Listen or purchase here: http://soartheband.bandcamp.com/

Chuck Redman


Music review of new album by Cave Babies

Accomplish Nothing by Cave Babies

I find myself again setting out on the pleasant task of reviewing the newest album release of one of my kids: This time it’s my son, the band called Cave Babies, and his new album Accomplish Nothing.

Cave Babies is comprised, in total, of a Man (my son) and his Ukulele. They happen to share a high degree of pluck. In the true spirit of DIY, both Man and Ukulele are refreshingly all natural and unembellished. The former wears a full beard; the latter has opted for a smoother look.

When I listen to the twelve songs on the album, it seems to me that they have the rare quality of melodies that had to be written. They are that poignant and inevitable. You see, this is a Man who is even more sensitive than the overstretched strings of his Ukulele. In fact, he’s a true romantic at heart.

The opening track of Accomplish Nothing shows exactly what I mean. “Bad News” is a song with a sweet and memorable melody, both verse and chorus, that is new and different to our ears. Yet there’s something about the tune that is so right that it feels as if it’s been inside of us forever and it only needed to be awakened somehow. Which Cave Babies has done. And done in good voice and adept ukulele strumming. From his meaningful lyrics we learn a lot about the self-doubts and relationships of this Man who awakens melodies. We see his serious side, but there is irony and humor in the way he looks inside himself. (Later on, there is even tongue-in-cheek satire – “Party Till I Bleed”, track 9.) The two succeeding tracks, “Backwards World” and “Sidewalk”, echo this comic but self-effacing blend of music and personal statement.

Cave Babies goes on to take us high and low, sometimes fast (“Move Me”, “Likeable”, “Killing Me Slowly”) and sometimes sadly slow (“Wasted”), on a musical and emotional journey. Loneliness, waste and regret are the predominant features of this stark landscape that passes us by. But there’s still something about the insightful voice and its ukulele sidekick that leaves us with a sense of resilience. It may be that I hear that quality because I know the Man from whom it springs. He does, in fact, give us a fleeting glimpse of this inner strength in “How Can I Be Sad at a Face Like That”, another perfect melody from somewhere deep down.

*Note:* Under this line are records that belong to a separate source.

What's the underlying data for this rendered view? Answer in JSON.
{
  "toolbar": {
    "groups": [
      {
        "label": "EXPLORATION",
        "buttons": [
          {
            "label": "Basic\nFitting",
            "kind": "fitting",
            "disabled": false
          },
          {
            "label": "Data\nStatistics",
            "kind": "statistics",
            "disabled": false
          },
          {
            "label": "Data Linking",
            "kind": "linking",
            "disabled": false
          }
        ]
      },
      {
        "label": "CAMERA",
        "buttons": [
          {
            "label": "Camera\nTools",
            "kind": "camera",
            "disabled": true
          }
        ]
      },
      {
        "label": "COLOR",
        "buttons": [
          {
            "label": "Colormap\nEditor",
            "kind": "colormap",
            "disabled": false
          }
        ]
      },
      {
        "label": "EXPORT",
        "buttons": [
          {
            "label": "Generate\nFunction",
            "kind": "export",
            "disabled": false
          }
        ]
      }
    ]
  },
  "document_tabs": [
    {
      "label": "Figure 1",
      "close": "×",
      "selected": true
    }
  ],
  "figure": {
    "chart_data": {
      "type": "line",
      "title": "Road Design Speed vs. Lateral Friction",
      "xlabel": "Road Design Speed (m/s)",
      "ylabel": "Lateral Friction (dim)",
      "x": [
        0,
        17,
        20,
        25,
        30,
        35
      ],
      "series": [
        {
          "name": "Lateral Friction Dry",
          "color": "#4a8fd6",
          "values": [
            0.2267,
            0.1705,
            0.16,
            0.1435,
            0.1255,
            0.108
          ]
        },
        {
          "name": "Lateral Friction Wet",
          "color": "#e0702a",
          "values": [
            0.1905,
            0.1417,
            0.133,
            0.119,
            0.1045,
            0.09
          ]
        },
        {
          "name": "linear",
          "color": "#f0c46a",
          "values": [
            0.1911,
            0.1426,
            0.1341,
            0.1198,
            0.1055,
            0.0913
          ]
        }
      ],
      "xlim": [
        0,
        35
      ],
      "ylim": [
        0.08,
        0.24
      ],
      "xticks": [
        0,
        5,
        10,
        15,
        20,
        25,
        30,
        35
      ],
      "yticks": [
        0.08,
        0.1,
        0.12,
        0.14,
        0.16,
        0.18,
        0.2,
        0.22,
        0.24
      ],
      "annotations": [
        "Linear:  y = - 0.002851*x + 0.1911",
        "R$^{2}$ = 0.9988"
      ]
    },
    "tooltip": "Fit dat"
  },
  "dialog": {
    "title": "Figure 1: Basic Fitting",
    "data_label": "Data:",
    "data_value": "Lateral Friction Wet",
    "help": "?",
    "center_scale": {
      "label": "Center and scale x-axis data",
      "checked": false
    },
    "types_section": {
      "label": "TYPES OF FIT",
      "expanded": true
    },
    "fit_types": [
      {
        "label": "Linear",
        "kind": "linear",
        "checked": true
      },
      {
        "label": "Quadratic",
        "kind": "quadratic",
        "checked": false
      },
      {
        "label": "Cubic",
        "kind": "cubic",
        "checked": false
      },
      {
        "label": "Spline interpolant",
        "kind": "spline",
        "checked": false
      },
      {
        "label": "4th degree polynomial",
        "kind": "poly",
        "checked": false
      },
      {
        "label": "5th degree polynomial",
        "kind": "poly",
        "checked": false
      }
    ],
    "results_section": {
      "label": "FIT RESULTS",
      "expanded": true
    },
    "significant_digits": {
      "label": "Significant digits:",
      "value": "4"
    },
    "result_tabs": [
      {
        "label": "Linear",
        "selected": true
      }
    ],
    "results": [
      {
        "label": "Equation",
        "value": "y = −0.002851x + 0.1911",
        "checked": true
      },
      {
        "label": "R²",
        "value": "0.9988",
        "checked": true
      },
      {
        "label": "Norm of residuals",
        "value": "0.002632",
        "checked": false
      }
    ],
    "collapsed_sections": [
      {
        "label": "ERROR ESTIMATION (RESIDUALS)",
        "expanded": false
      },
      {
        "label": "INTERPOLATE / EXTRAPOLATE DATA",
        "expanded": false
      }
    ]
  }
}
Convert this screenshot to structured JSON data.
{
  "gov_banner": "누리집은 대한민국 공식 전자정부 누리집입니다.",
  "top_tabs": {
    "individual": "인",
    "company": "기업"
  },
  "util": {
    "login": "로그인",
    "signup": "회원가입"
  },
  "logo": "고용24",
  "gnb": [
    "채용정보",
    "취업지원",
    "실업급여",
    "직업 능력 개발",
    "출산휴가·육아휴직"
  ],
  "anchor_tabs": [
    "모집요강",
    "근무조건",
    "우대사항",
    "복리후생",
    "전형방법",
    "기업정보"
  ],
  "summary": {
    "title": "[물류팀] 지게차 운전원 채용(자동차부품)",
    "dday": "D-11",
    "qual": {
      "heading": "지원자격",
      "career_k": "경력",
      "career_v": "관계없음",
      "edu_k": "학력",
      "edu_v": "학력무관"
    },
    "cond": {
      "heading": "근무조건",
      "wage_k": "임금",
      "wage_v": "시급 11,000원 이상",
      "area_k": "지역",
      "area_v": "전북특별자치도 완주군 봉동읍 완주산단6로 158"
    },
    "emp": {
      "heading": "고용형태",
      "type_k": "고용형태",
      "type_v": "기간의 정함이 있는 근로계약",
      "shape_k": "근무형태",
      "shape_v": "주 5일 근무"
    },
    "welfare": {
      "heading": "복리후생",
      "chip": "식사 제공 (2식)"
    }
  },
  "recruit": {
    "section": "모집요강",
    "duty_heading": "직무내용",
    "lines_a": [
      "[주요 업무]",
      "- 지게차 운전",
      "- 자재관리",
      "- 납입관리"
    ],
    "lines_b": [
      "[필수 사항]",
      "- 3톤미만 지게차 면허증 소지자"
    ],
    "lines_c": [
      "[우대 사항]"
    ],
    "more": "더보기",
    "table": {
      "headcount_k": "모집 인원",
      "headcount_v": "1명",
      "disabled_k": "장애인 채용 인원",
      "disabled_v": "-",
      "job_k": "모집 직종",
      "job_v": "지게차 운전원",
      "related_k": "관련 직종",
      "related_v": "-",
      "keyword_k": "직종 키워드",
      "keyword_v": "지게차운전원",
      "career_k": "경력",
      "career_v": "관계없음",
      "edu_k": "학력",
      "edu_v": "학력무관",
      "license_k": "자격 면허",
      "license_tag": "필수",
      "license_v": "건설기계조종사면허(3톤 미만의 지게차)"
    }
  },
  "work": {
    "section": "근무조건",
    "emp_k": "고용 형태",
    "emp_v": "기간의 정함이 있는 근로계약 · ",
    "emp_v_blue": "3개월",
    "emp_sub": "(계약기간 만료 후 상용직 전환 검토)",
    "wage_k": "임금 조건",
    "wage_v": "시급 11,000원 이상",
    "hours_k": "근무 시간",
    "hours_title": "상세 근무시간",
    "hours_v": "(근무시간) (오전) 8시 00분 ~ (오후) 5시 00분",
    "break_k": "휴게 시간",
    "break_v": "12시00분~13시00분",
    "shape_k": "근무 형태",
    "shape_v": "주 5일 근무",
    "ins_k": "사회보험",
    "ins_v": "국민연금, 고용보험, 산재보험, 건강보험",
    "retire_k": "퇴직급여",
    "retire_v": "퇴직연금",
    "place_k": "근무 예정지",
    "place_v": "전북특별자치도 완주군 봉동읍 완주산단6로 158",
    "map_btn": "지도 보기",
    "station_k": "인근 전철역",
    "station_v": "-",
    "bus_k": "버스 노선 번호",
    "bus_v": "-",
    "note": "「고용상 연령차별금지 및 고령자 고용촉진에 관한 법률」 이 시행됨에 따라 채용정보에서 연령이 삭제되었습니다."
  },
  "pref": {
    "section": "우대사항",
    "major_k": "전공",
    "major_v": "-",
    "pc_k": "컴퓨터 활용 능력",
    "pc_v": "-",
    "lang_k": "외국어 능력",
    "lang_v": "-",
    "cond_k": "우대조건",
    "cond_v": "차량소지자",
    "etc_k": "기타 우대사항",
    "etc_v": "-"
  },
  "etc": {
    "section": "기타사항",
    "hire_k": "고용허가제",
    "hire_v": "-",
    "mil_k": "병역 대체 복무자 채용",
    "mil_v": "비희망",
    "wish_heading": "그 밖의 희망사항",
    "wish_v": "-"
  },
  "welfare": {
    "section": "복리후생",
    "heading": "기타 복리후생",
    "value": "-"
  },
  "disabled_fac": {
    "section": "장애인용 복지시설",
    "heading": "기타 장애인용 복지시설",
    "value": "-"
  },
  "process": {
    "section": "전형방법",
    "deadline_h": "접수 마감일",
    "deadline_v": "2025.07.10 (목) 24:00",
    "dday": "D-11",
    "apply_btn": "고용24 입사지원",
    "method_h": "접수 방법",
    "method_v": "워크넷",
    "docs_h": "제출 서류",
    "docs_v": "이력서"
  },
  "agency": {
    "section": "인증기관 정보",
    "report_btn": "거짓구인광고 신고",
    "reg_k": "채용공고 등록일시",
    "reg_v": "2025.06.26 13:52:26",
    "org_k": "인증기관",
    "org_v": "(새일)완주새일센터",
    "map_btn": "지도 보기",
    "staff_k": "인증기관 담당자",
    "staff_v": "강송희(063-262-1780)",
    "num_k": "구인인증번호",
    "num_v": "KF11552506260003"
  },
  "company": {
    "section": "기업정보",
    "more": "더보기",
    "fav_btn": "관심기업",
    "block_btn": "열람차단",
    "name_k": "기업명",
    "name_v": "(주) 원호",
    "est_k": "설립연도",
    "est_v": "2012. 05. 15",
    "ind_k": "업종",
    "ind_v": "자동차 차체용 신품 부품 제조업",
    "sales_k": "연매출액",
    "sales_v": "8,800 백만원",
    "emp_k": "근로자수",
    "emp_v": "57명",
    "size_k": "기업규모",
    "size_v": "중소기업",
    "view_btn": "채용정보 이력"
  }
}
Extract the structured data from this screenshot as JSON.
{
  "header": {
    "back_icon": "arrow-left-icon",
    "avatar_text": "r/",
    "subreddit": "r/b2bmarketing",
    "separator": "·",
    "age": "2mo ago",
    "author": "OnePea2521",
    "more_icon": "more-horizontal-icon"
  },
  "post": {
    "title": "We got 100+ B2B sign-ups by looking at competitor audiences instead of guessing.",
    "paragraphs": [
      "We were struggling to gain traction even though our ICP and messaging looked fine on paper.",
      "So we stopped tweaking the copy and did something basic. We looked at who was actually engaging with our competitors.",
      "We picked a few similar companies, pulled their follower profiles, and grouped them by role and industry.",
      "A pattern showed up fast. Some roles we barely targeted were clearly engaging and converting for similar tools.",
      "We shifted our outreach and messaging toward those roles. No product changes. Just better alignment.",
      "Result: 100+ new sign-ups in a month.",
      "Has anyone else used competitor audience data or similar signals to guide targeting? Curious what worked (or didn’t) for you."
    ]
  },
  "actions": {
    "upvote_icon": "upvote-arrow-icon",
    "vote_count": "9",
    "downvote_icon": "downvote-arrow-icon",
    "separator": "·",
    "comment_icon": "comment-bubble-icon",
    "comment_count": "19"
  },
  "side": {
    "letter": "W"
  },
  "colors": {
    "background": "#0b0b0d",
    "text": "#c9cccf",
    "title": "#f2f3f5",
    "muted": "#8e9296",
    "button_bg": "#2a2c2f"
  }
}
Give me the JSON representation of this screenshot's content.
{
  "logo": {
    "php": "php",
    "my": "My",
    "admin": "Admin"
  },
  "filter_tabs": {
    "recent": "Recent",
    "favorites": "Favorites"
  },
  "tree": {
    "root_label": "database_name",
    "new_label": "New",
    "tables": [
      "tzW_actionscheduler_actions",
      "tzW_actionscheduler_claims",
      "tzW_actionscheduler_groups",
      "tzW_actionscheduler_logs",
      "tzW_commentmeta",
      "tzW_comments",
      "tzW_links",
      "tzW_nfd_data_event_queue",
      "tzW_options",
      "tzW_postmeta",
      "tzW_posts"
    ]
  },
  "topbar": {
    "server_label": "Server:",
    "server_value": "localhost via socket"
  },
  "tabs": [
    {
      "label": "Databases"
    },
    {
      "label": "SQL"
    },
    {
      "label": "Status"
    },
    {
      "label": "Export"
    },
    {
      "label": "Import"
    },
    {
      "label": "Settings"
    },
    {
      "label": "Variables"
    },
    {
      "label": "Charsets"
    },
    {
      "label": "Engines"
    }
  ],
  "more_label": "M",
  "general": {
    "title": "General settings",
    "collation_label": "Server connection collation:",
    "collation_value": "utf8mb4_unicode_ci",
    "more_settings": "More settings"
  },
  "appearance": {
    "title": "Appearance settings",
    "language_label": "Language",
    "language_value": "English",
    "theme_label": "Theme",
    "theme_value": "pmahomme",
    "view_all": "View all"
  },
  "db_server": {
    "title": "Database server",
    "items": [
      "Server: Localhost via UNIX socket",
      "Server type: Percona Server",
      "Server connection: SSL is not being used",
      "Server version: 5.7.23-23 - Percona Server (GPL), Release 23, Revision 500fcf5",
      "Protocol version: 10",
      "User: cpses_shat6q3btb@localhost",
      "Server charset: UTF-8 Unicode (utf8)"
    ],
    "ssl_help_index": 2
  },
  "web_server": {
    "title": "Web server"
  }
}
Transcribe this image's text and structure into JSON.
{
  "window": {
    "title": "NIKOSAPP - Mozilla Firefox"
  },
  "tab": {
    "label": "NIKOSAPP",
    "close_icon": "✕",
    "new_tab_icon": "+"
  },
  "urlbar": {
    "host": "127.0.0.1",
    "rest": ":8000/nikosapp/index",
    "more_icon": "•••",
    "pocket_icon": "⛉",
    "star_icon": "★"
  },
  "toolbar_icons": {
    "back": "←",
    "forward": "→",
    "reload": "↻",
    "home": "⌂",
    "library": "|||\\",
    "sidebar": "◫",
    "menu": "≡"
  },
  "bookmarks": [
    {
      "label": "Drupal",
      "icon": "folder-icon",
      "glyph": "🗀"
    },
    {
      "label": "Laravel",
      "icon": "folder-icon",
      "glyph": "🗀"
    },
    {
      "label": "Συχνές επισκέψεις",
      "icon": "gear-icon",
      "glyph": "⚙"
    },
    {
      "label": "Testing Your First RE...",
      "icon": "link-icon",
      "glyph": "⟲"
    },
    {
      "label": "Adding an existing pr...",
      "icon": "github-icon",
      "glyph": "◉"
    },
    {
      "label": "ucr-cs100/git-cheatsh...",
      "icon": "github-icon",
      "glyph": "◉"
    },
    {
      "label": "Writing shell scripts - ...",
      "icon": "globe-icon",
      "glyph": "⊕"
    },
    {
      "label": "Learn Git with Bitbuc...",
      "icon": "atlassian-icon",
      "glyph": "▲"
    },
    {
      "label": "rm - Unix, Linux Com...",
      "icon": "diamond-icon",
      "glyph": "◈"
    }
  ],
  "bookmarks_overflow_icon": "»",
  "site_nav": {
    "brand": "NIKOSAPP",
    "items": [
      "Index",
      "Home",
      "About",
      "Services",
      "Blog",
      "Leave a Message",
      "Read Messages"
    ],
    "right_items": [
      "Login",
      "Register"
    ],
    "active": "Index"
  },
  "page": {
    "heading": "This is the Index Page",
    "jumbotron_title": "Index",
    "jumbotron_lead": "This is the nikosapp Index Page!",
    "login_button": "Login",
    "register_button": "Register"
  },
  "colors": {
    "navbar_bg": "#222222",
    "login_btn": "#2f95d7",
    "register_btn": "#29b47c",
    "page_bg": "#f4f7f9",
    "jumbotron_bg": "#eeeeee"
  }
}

The climax of the album, perhaps, and the song that chills me most is “Getting Tired”, track 7, and you may want to be sure you read the lyrics on the Bandcamp page to understand the slow and beautiful melody. That sad tune may stay with you for awhile.

The ultimate irony is in Cave Babies’ finale: he humbly predicts it “Unlikely” that he will ever be happy or “be anything at all”. Clearly, his very words and music prove the opposite. In Accomplish Nothing, Cave Babies has accomplished something very special. My prediction is that many more deep melodies will be awakened by this Man’s rare gift of creation.

Listen here: http://cavebabies.bandcamp.com/
Buy the tape from http://lostsoundtapes.com/

Chuck Redman